Daughter of Pope Alexander VI.
1480 – 1519 A.D.
Lucrezia, sister of Cesare Borgia, and daughter of Rodriguez Borgia, afterward Pope Alexander VI., was married in 1493 to Giovanni Sforza, Lord of Pesaro, with whom she lived with four years. Her father, upon his accession to the Holy See, dissolved the marriage and gave her to Alphonso, Duke of Bisceglia. On this occasion she was created Duchess of Spoleto and Sermoneta. She had one son by Alphonso, who died young. In June, 1500, Alphonso was stabbed to death by assassins, supposed to have been employed by the infamous Cesare Borgia. Lucrezia has never been accused of any participation in his murder, or in any of her brother’s atrocious deeds. She then retired to Nephi, but was recalled to Rome by her father, and toward the end of 1501 was married to Alphonso d’Este, Duke of Ferrara.

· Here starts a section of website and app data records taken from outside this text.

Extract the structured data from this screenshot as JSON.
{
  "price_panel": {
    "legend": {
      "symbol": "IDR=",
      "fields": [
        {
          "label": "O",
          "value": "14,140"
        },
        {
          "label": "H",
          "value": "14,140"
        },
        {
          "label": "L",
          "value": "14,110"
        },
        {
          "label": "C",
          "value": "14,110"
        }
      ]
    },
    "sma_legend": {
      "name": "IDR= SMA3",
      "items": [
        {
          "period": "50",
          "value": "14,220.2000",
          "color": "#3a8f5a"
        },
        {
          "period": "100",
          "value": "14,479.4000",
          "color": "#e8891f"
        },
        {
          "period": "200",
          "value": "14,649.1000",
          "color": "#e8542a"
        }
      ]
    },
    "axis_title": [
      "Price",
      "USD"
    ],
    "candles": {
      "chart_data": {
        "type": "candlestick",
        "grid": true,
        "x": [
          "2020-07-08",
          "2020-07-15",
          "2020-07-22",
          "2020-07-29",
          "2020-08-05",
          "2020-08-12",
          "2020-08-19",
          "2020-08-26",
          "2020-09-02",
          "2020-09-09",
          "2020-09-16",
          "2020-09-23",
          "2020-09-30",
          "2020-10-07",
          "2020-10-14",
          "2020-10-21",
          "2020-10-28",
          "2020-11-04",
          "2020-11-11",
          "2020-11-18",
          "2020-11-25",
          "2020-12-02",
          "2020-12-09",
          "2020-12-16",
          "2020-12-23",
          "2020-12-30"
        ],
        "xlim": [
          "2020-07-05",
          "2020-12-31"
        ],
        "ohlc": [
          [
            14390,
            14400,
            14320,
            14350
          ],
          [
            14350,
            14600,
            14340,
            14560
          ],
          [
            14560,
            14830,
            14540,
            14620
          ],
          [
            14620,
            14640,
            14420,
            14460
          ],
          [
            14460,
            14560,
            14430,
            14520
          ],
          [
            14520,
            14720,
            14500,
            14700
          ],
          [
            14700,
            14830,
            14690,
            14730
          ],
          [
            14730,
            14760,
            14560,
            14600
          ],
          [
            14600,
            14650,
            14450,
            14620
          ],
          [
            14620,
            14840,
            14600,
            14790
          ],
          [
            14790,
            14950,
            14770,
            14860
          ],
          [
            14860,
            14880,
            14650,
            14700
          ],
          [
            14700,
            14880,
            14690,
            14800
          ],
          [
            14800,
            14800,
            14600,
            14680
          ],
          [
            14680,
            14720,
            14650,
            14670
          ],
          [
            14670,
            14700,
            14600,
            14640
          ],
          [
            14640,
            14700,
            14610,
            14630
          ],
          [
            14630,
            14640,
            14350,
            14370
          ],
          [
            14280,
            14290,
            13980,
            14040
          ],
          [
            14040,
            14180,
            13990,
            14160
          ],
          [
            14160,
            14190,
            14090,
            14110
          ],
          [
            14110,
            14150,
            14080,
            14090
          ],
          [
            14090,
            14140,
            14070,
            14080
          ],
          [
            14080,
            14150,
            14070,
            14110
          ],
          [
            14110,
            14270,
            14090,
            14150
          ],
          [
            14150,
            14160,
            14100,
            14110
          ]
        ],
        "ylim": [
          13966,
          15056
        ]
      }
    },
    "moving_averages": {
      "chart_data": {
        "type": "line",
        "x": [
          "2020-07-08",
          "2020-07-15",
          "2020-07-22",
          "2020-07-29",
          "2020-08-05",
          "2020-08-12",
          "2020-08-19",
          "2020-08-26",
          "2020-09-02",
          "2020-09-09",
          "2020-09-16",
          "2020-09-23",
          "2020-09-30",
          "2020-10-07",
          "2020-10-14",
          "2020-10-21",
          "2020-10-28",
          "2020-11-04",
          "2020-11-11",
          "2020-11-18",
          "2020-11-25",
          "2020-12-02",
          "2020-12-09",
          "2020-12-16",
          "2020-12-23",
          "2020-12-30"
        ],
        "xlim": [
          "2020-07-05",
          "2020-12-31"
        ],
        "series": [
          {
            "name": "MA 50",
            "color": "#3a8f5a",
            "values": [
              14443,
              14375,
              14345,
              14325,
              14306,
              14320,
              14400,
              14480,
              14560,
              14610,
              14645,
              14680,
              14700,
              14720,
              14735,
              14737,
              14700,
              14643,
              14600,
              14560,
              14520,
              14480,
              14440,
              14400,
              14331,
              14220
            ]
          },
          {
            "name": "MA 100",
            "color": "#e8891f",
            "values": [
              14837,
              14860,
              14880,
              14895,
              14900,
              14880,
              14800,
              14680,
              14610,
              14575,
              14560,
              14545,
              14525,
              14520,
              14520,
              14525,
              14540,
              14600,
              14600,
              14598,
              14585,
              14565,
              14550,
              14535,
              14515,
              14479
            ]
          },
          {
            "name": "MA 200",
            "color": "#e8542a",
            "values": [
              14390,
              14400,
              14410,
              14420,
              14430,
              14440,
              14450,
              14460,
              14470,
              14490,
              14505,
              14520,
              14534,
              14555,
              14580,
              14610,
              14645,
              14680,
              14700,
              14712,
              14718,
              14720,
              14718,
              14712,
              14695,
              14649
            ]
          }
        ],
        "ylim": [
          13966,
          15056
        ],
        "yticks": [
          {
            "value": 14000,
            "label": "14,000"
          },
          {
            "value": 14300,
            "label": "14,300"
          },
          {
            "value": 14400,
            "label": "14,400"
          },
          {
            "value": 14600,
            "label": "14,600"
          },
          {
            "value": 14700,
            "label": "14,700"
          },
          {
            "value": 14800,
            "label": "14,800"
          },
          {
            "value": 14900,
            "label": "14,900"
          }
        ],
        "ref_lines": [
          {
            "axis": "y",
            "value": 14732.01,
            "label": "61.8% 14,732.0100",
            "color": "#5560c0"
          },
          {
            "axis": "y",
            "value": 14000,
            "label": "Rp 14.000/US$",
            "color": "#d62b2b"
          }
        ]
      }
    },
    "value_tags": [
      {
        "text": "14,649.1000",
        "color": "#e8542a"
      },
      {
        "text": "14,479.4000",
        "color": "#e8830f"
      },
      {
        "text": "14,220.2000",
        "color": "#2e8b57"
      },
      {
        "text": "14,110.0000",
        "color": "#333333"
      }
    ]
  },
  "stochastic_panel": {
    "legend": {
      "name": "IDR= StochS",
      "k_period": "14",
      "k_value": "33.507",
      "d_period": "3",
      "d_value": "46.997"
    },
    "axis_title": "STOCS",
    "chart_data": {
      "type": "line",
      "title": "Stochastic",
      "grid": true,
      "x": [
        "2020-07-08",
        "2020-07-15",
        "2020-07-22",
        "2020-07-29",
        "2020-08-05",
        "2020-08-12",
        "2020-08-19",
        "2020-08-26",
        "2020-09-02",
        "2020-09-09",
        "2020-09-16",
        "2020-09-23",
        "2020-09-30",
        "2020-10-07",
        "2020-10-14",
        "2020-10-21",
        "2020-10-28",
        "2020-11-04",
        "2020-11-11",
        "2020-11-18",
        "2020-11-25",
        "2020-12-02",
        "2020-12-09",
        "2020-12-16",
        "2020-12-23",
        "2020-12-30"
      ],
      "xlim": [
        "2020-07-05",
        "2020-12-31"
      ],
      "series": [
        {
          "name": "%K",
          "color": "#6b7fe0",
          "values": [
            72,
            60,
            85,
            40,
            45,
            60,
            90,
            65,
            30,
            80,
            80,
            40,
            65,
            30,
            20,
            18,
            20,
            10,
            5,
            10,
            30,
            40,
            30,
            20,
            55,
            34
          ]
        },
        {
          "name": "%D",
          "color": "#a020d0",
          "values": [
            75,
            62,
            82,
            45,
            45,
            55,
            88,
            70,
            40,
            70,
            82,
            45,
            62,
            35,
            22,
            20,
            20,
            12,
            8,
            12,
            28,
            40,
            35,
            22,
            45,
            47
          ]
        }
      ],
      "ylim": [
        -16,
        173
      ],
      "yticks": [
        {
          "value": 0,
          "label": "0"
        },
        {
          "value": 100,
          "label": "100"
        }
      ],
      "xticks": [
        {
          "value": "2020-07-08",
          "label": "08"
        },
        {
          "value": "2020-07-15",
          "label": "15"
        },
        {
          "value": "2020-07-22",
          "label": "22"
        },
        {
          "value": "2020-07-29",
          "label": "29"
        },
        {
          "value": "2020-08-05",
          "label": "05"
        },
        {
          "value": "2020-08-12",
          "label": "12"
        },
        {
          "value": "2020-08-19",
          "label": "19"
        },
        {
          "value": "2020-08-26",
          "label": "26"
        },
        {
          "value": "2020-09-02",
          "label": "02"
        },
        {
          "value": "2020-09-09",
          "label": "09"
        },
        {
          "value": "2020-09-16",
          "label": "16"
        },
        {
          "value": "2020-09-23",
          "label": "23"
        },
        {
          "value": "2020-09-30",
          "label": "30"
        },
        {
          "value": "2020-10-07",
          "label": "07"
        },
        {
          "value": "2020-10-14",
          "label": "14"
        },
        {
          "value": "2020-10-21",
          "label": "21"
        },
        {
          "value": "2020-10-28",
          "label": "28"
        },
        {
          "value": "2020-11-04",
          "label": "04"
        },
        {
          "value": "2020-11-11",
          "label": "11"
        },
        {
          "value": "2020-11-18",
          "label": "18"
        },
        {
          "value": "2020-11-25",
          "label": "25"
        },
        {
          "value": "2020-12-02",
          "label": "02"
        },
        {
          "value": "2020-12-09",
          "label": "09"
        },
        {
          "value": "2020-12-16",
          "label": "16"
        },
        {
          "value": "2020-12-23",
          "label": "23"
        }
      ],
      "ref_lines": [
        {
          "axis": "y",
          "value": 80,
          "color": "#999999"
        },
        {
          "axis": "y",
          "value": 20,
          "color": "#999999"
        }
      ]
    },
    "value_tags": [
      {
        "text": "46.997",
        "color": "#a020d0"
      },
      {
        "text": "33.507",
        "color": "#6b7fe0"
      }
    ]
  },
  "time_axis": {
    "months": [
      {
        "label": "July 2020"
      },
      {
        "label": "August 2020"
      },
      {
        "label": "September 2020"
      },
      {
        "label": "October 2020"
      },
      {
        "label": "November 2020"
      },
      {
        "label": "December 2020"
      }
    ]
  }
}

This third marriage was celebrated with great pomp, and marked a new era in her career. When Alphonso was absent in the field of battle he intrusted [sic] with her with the government, in which capacity she gained general approbation. She became a patroness of literature, and lived with wise discretion. Her conduct while living in Rome with her father has been the subject of much obloquy, which seems to rest chiefly on her living in a flagitious [sic] court among profligate scenes. No individual charge can be substantiated against her. On the contrary she is mentioned by contemporary poets and historians in the highest terms. Many of the reports about her were circulated by the Neapolitans [sic], the natural enemies of her family. She died at Farrara in 1519. The Ambrosian Library there is a collection of letters written by her, and a poetical effusion.
Reference: Woman: Her Position, Influence and Achievement Throughout the Civilized World. Designed and Arranged by William C. King. Published in 1900 by The King-Richardson Co. Copyright 1903 The King-Richardson Co.